        Ankur added a comment -

        So do we wait for standard tools to support files > 4 GB before making a Zip InputFormat available in HADOOP ?

        Show
        Ankur added a comment - So do we wait for standard tools to support files > 4 GB before making a Zip InputFormat available in HADOOP ?
        Hide
        Ankur added a comment -

        Also it would be nice and I shall be thankful if you can recommend other bugs/issues that I can fix to make useful contributions

        Show
        Ankur added a comment - Also it would be nice and I shall be thankful if you can recommend other bugs/issues that I can fix to make useful contributions
        Hide
        Devaraj Das added a comment -

        Cancelling the patch since this work is not complete yet and maybe requires further discussions..

        Show
        Devaraj Das added a comment - Cancelling the patch since this work is not complete yet and maybe requires further discussions..
        Hide
        Grant Mackey added a comment -

        I have use for this canceled patch as of present. Are there bits of the code that need to modified in order for it to run properly on hadoop 0.17, or should I be able to pop them into the mapred directory and go?

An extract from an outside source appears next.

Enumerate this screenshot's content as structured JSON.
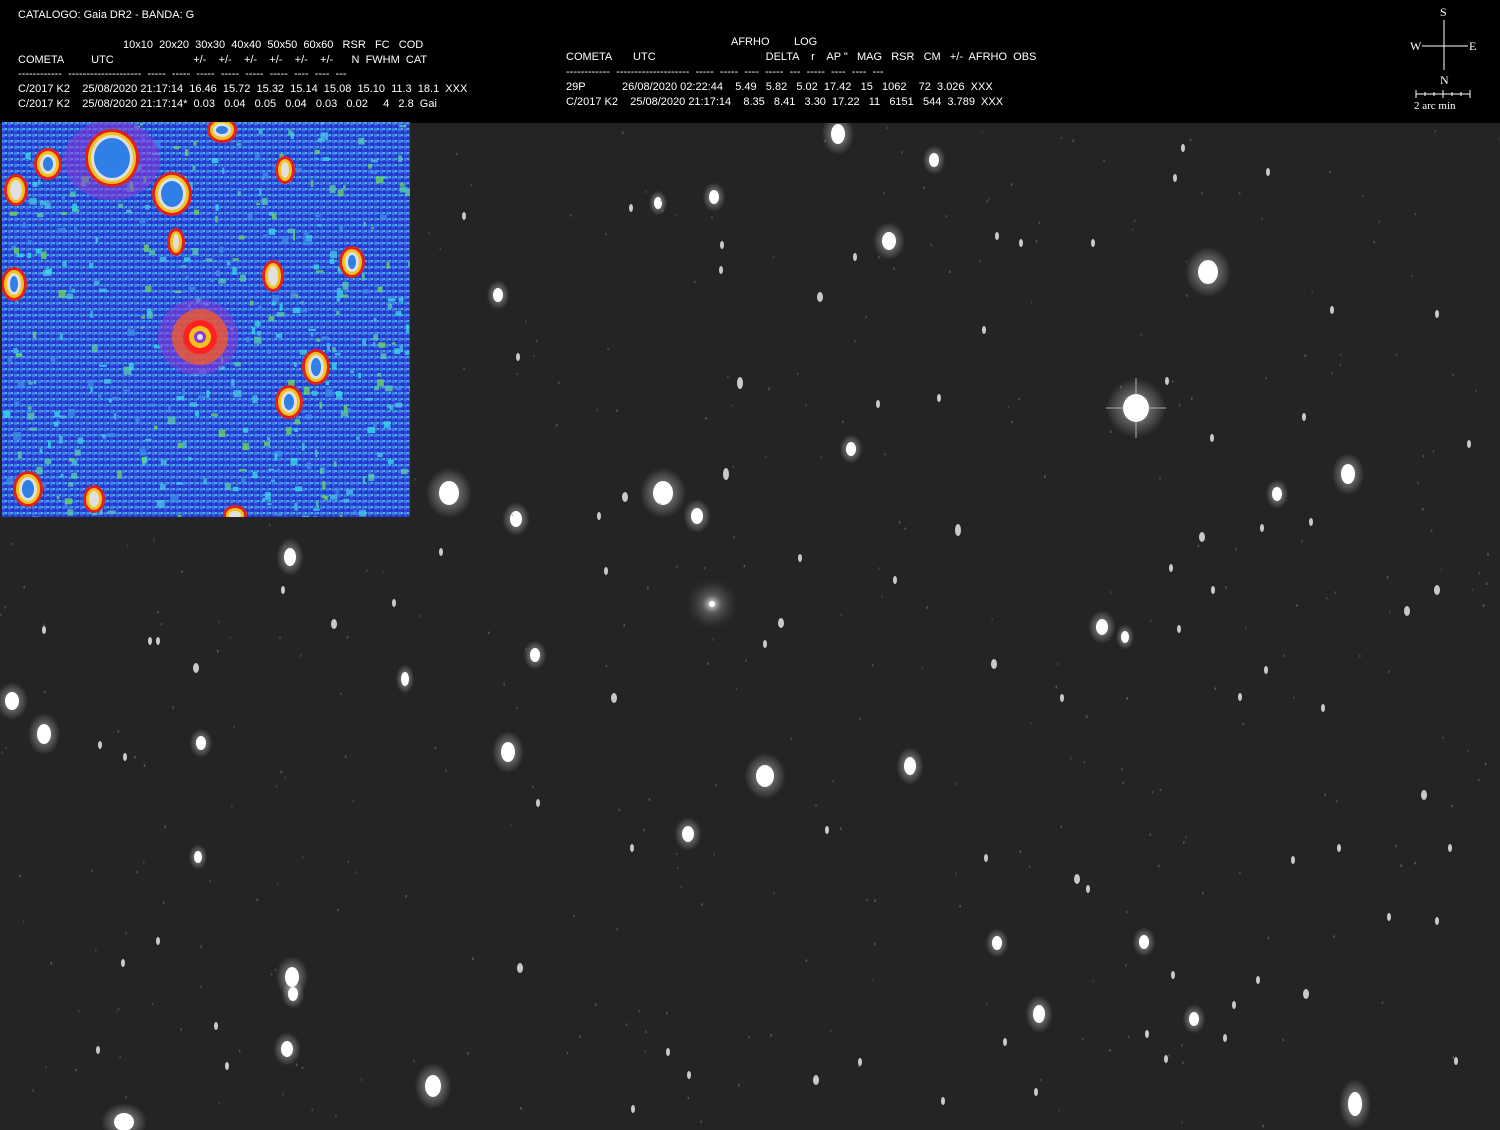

        Show
        Grant Mackey added a comment - I have use for this canceled patch as of present. Are there bits of the code that need to modified in order for it to run properly on hadoop 0.17, or should I be able to pop them into the mapred directory and go?
        Hide
        Ankur added a comment -

        There are 2 problems with this patch.

        1. It does not split the zip files efficiently. This is because there is no way in Java to construct a zip input stream that permits random seeks given a zip entry name.
        2. Java's handling of large zip file is not robust.

        The plan was to modify the code to make use of an external zip parsing library that is compatible with Apache license. It was decided to use zip/unzip (standard shell tools) code via JNI but support for large zip files if still missing from unzip (Zip 3.0 is out with large zip file support).

        So at the moment, just waiting for Unzip 6.0 to come out and modify the code accrodingly.

        Show
        Ankur added a comment - There are 2 problems with this patch. 1. It does not split the zip files efficiently. This is because there is no way in Java to construct a zip input stream that permits random seeks given a zip entry name. 2. Java's handling of large zip file is not robust. The plan was to modify the code to make use of an external zip parsing library that is compatible with Apache license. It was decided to use zip/unzip (standard shell tools) code via JNI but support for large zip files if still missing from unzip (Zip 3.0 is out with large zip file support). So at the moment, just waiting for Unzip 6.0 to come out and modify the code accrodingly.
        Hide
        steve_l added a comment -

        The most tested/stable Apache-licensed Java unzip code is in Ant's codebase; you can either take/fork that or try and get the changes back in, which, with suitable tests, I am sure will be happily accepted.

        Show
        steve_l added a comment - The most tested/stable Apache-licensed Java unzip code is in Ant's codebase; you can either take/fork that or try and get the changes back in, which, with suitable tests, I am sure will be happily accepted.
        Hide
        Patrick Angeles added a comment -

        Any updates on this issue? What's the current thinking on shell tools + JNI versus Ant's unzip code? Anything I can do to contribute? Regards...

        Show
        Patrick Angeles added a comment - Any updates on this issue? What's the current thinking on shell tools + JNI versus Ant's unzip code? Anything I can do to contribute? Regards...

          People

          • Assignee:
            indrajit
            Reporter:
            Doug Cutting
          • Votes:
            9 Vote for this issue
            Watchers:
            23 Start watching this issue

            Dates

            • Created:
              Updated:

              Development